You’ll know it by the little horse and rider on the stopper and the grenade-shaped bottle. At $45 a bottle, you’ll often find this in the lockup at your local liquor store.
As bourbons go, it’s unique: All bottles are single-barrel bottlings, which means that a glass will vary from state to state and store to store. Aside from several bottlings created for duty-free markets alone, there is only the “original” single barrel bottling. Hence the price.
How’s it taste? Quite good. An odd 93 proof, the bourbon goes down smoother than you’d think when served neat, but a splash of water brings out the honey, caramel, and burnt sugar notes to an even more obvious level. I’d be fine using Blanton’s as a sipping whiskey or in a mostly-whiskey cocktail like a Manhattan.
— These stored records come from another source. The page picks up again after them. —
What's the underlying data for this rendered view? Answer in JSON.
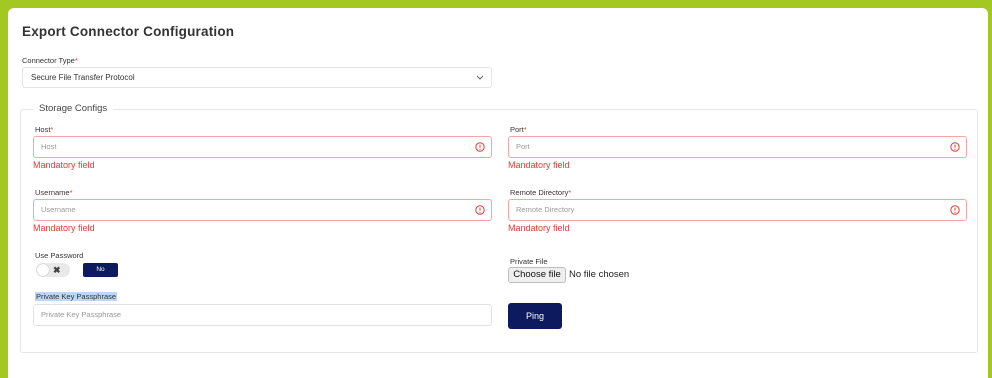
{
  "page": {
    "title": "Export Connector Configuration"
  },
  "connector_type": {
    "label": "Connector Type",
    "required_mark": "*",
    "value": "Secure File Transfer Protocol"
  },
  "storage": {
    "legend": "Storage Configs",
    "host": {
      "label": "Host",
      "required_mark": "*",
      "placeholder": "Host",
      "error": "Mandatory field"
    },
    "port": {
      "label": "Port",
      "required_mark": "*",
      "placeholder": "Port",
      "error": "Mandatory field"
    },
    "username": {
      "label": "Username",
      "required_mark": "*",
      "placeholder": "Username",
      "error": "Mandatory field"
    },
    "remote_directory": {
      "label": "Remote Directory",
      "required_mark": "*",
      "placeholder": "Remote Directory",
      "error": "Mandatory field"
    },
    "use_password": {
      "label": "Use Password",
      "toggle_icon": "✖",
      "state_label": "No"
    },
    "private_file": {
      "label": "Private File",
      "button_label": "Choose file",
      "status": "No file chosen"
    },
    "passphrase": {
      "label": "Private Key Passphrase",
      "placeholder": "Private Key Passphrase"
    },
    "ping_label": "Ping"
  },
  "colors": {
    "background": "#a4c822",
    "error": "#e53935",
    "primary": "#0d1b5e"
  }
}
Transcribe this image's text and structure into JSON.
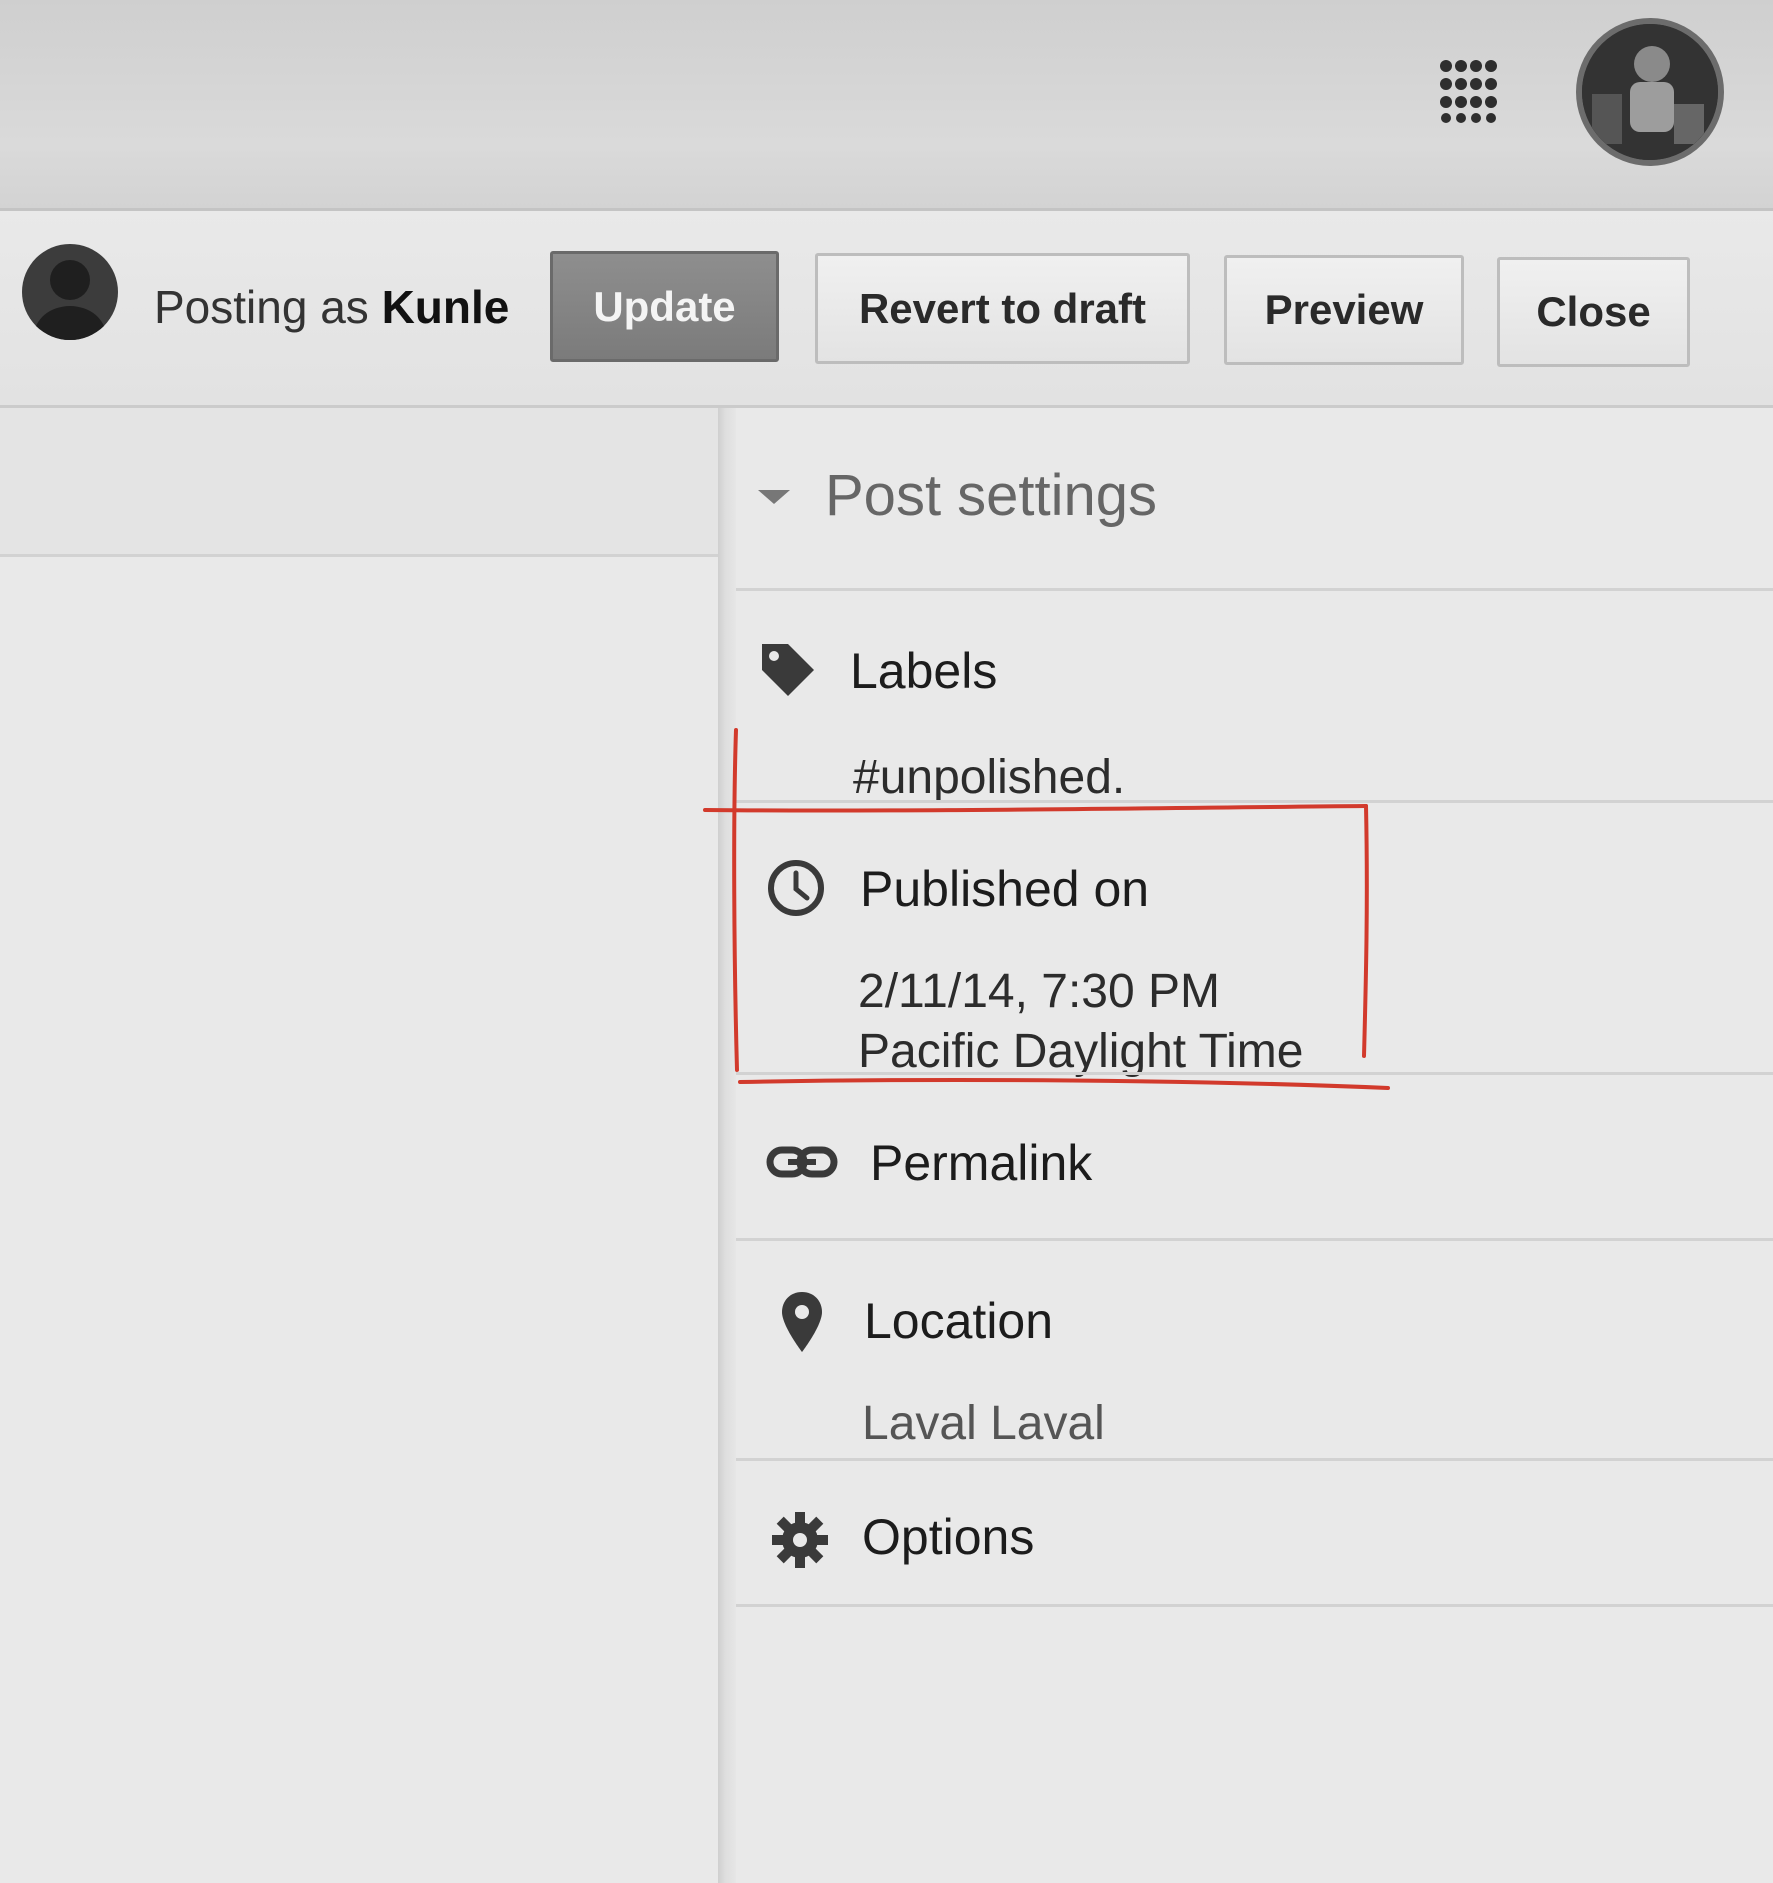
{
  "user": {
    "posting_prefix": "Posting as",
    "name": "Kunle"
  },
  "toolbar": {
    "update_label": "Update",
    "revert_label": "Revert to draft",
    "preview_label": "Preview",
    "close_label": "Close"
  },
  "post_settings": {
    "title": "Post settings",
    "labels": {
      "label": "Labels",
      "value": "#unpolished."
    },
    "published": {
      "label": "Published on",
      "date": "2/11/14, 7:30 PM",
      "timezone": "Pacific Daylight Time"
    },
    "permalink": {
      "label": "Permalink"
    },
    "location": {
      "label": "Location",
      "value": "Laval Laval"
    },
    "options": {
      "label": "Options"
    }
  },
  "icons": [
    "apps-grid-icon",
    "account-avatar",
    "caret-down-icon",
    "label-tag-icon",
    "clock-icon",
    "link-icon",
    "map-pin-icon",
    "gear-icon"
  ],
  "colors": {
    "annotation": "#d23a2c",
    "primary_button": "#858585"
  }
}
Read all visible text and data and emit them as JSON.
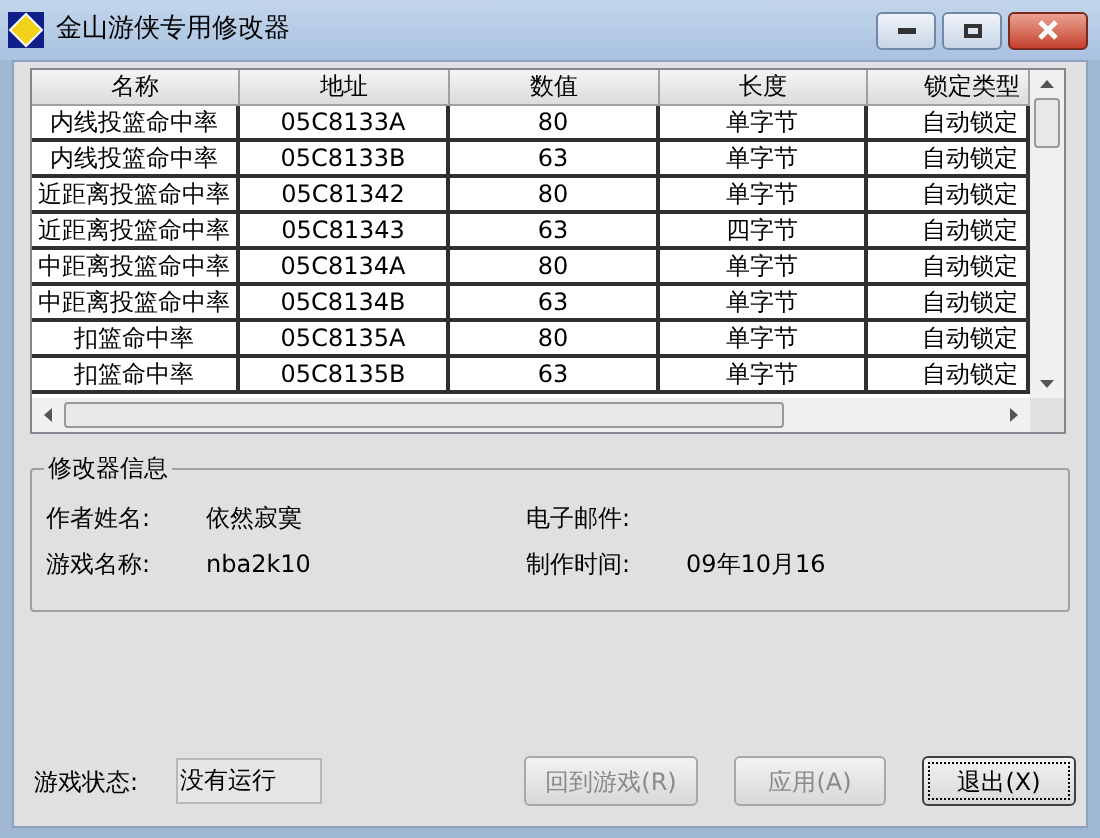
{
  "window": {
    "title": "金山游侠专用修改器"
  },
  "table": {
    "columns": [
      "名称",
      "地址",
      "数值",
      "长度",
      "锁定类型"
    ],
    "rows": [
      [
        "内线投篮命中率",
        "05C8133A",
        "80",
        "单字节",
        "自动锁定"
      ],
      [
        "内线投篮命中率",
        "05C8133B",
        "63",
        "单字节",
        "自动锁定"
      ],
      [
        "近距离投篮命中率",
        "05C81342",
        "80",
        "单字节",
        "自动锁定"
      ],
      [
        "近距离投篮命中率",
        "05C81343",
        "63",
        "四字节",
        "自动锁定"
      ],
      [
        "中距离投篮命中率",
        "05C8134A",
        "80",
        "单字节",
        "自动锁定"
      ],
      [
        "中距离投篮命中率",
        "05C8134B",
        "63",
        "单字节",
        "自动锁定"
      ],
      [
        "扣篮命中率",
        "05C8135A",
        "80",
        "单字节",
        "自动锁定"
      ],
      [
        "扣篮命中率",
        "05C8135B",
        "63",
        "单字节",
        "自动锁定"
      ]
    ]
  },
  "info": {
    "title": "修改器信息",
    "fields": [
      {
        "label": "作者姓名:",
        "value": "依然寂寞"
      },
      {
        "label": "电子邮件:"
      },
      {
        "label": "游戏名称:",
        "value": "nba2k10"
      },
      {
        "label": "制作时间:",
        "value": "09年10月16"
      }
    ]
  },
  "status": {
    "label": "游戏状态:",
    "value": "没有运行"
  },
  "buttons": [
    {
      "label": "回到游戏(R)",
      "disabled": true,
      "focused": false
    },
    {
      "label": "应用(A)",
      "disabled": true,
      "focused": false
    },
    {
      "label": "退出(X)",
      "disabled": false,
      "focused": true
    }
  ]
}
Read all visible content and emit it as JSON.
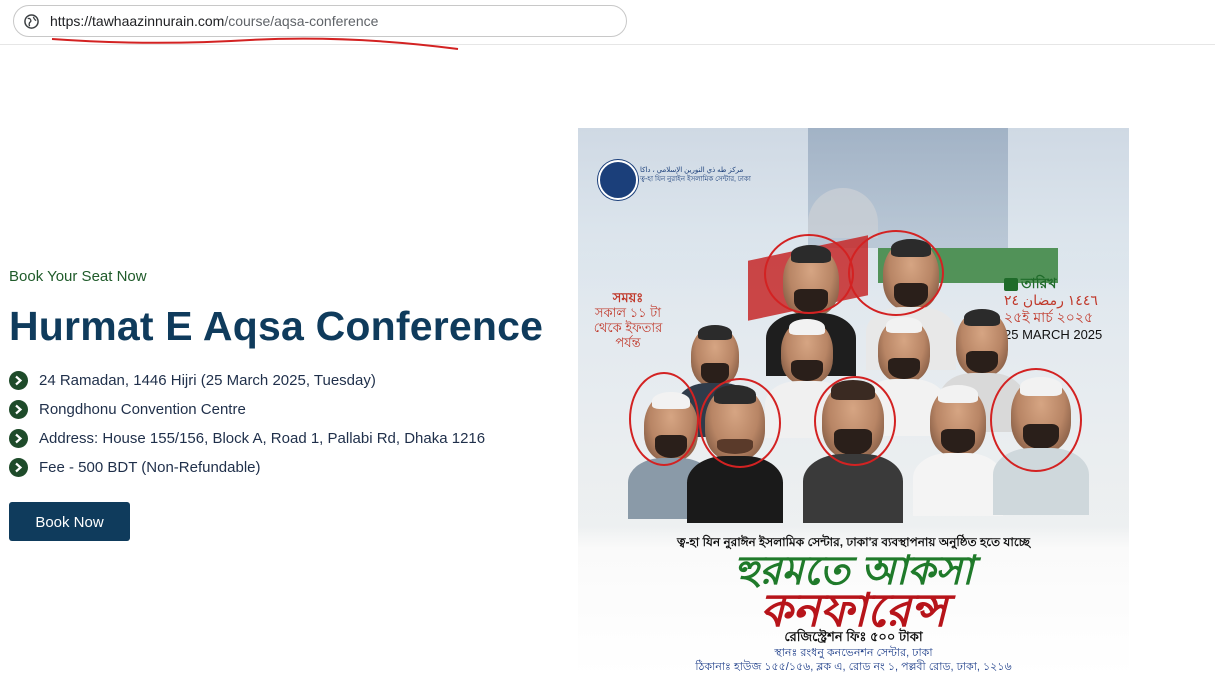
{
  "browser": {
    "url_host": "https://tawhaazinnurain.com",
    "url_path": "/course/aqsa-conference"
  },
  "hero": {
    "eyebrow": "Book Your Seat Now",
    "title": "Hurmat E Aqsa Conference",
    "details": [
      "24 Ramadan, 1446 Hijri (25 March 2025, Tuesday)",
      "Rongdhonu Convention Centre",
      "Address: House 155/156, Block A, Road 1, Pallabi Rd, Dhaka 1216",
      "Fee - 500 BDT (Non-Refundable)"
    ],
    "button_label": "Book Now"
  },
  "poster": {
    "org_name_ar": "مركز طه ذي النورين الإسلامي ، داكا",
    "org_name_bn": "ত্ব-হা যিন নুরাইন ইসলামিক সেন্টার, ঢাকা",
    "time_label": "সময়ঃ",
    "time_value": "সকাল ১১ টা থেকে ইফতার পর্যন্ত",
    "date_title": "তারিখ",
    "date_hijri": "١٤٤٦ رمضان ٢٤",
    "date_bn": "২৫ই মার্চ ২০২৫",
    "date_en": "25 MARCH 2025",
    "organizer_line": "ত্ব-হা যিন নুরাঈন ইসলামিক সেন্টার, ঢাকা'র ব্যবস্থাপনায় অনুষ্ঠিত হতে যাচ্ছে",
    "title_line1": "হুরমতে আকসা",
    "title_line2": "কনফারেন্স",
    "fee_line": "রেজিস্ট্রেশন ফিঃ ৫০০ টাকা",
    "venue_line": "স্থানঃ রংধনু কনভেনশন সেন্টার, ঢাকা",
    "address_line": "ঠিকানাঃ হাউজ ১৫৫/১৫৬, ব্লক এ, রোড নং ১, পল্লবী রোড, ঢাকা, ১২১৬"
  },
  "colors": {
    "primary": "#0f3b5c",
    "accent_green": "#1e4b2a",
    "markup_red": "#d32222"
  }
}
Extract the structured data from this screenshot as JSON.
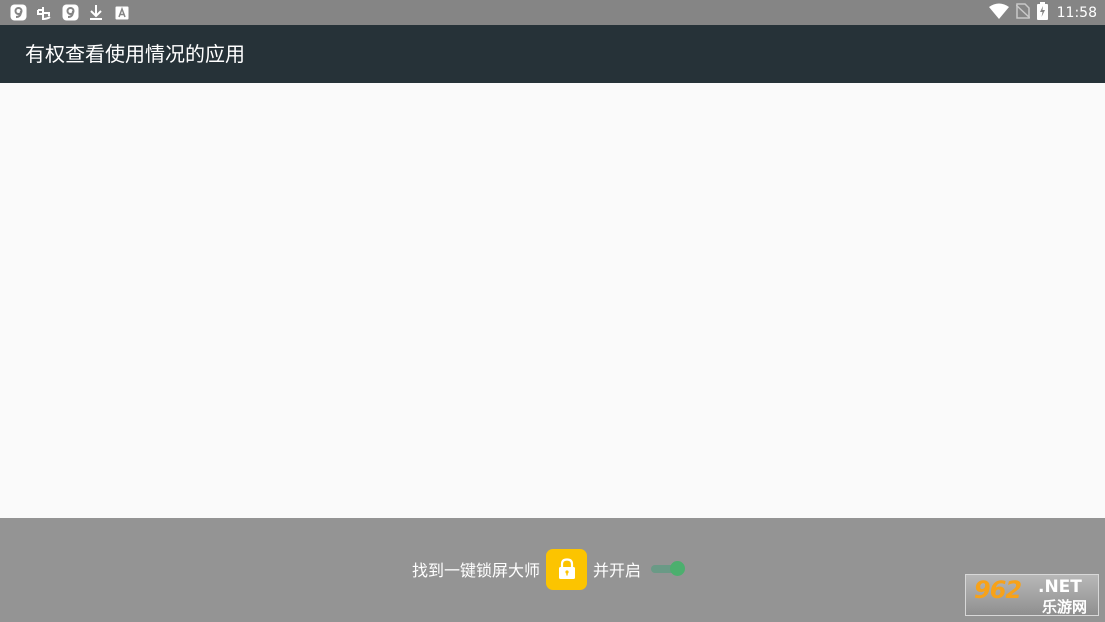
{
  "status_bar": {
    "left_icons": [
      "app-notification-icon",
      "bug-icon",
      "app-notification-icon",
      "download-icon",
      "text-a-icon"
    ],
    "right_icons": [
      "wifi-icon",
      "no-sim-icon",
      "battery-charging-icon"
    ],
    "time": "11:58"
  },
  "app_bar": {
    "title": "有权查看使用情况的应用"
  },
  "guide": {
    "text_before": "找到一键锁屏大师",
    "app_icon": "lock-icon",
    "app_icon_color": "#fcc400",
    "text_after": "并开启",
    "toggle_state": "on"
  },
  "watermark": {
    "number": "962",
    "domain": ".NET",
    "site_name": "乐游网"
  },
  "colors": {
    "status_bar": "#858585",
    "app_bar": "#263238",
    "content": "#fafafa",
    "guide_bar": "#949494",
    "toggle_on": "#4caf6e"
  }
}
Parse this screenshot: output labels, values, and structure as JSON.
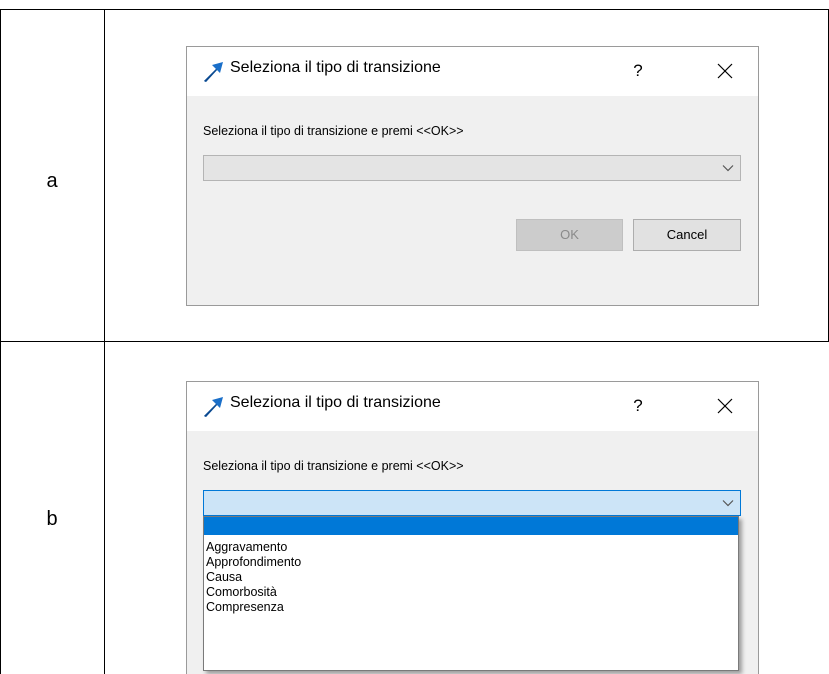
{
  "rows": [
    {
      "label": "a",
      "dialog": {
        "title": "Seleziona il tipo di transizione",
        "help_label": "?",
        "prompt": "Seleziona il tipo di transizione e premi <<OK>>",
        "combo_value": "",
        "ok_label": "OK",
        "cancel_label": "Cancel"
      }
    },
    {
      "label": "b",
      "dialog": {
        "title": "Seleziona il tipo di transizione",
        "help_label": "?",
        "prompt": "Seleziona il tipo di transizione e premi <<OK>>",
        "combo_value": "",
        "options": [
          "",
          "Aggravamento",
          "Approfondimento",
          "Causa",
          "Comorbosità",
          "Compresenza"
        ]
      }
    }
  ],
  "colors": {
    "accent": "#0078d7",
    "combo_open_bg": "#cce4f7",
    "dialog_bg": "#f0f0f0",
    "icon_blue": "#1a6fc9"
  },
  "icons": {
    "app": "arrow-up-right-icon",
    "close": "close-icon",
    "dropdown": "chevron-down-icon"
  }
}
Just avoid blending it too much with strong aromatics or liqueurs or you’ll lose the delicate character.
There’s not a lot of nuance in Blanton’s, surprising for a single-barrel whiskey, but it’s otherwise a fine whiskey that easily earns its notoriety.
A- / $45 / blantonsbourbon.com
- Review: Blanton’s Single Barrel Select Private Selection from Quality Liquor Store
- Review: Jack Daniel’s Single Barrel Select Granite State Collection Head-to-Head
- Review: Evan Williams Single Barrel Bourbon 2001 Vintage
- Review: Jack Daniel’s Single Barrel Barrel Proof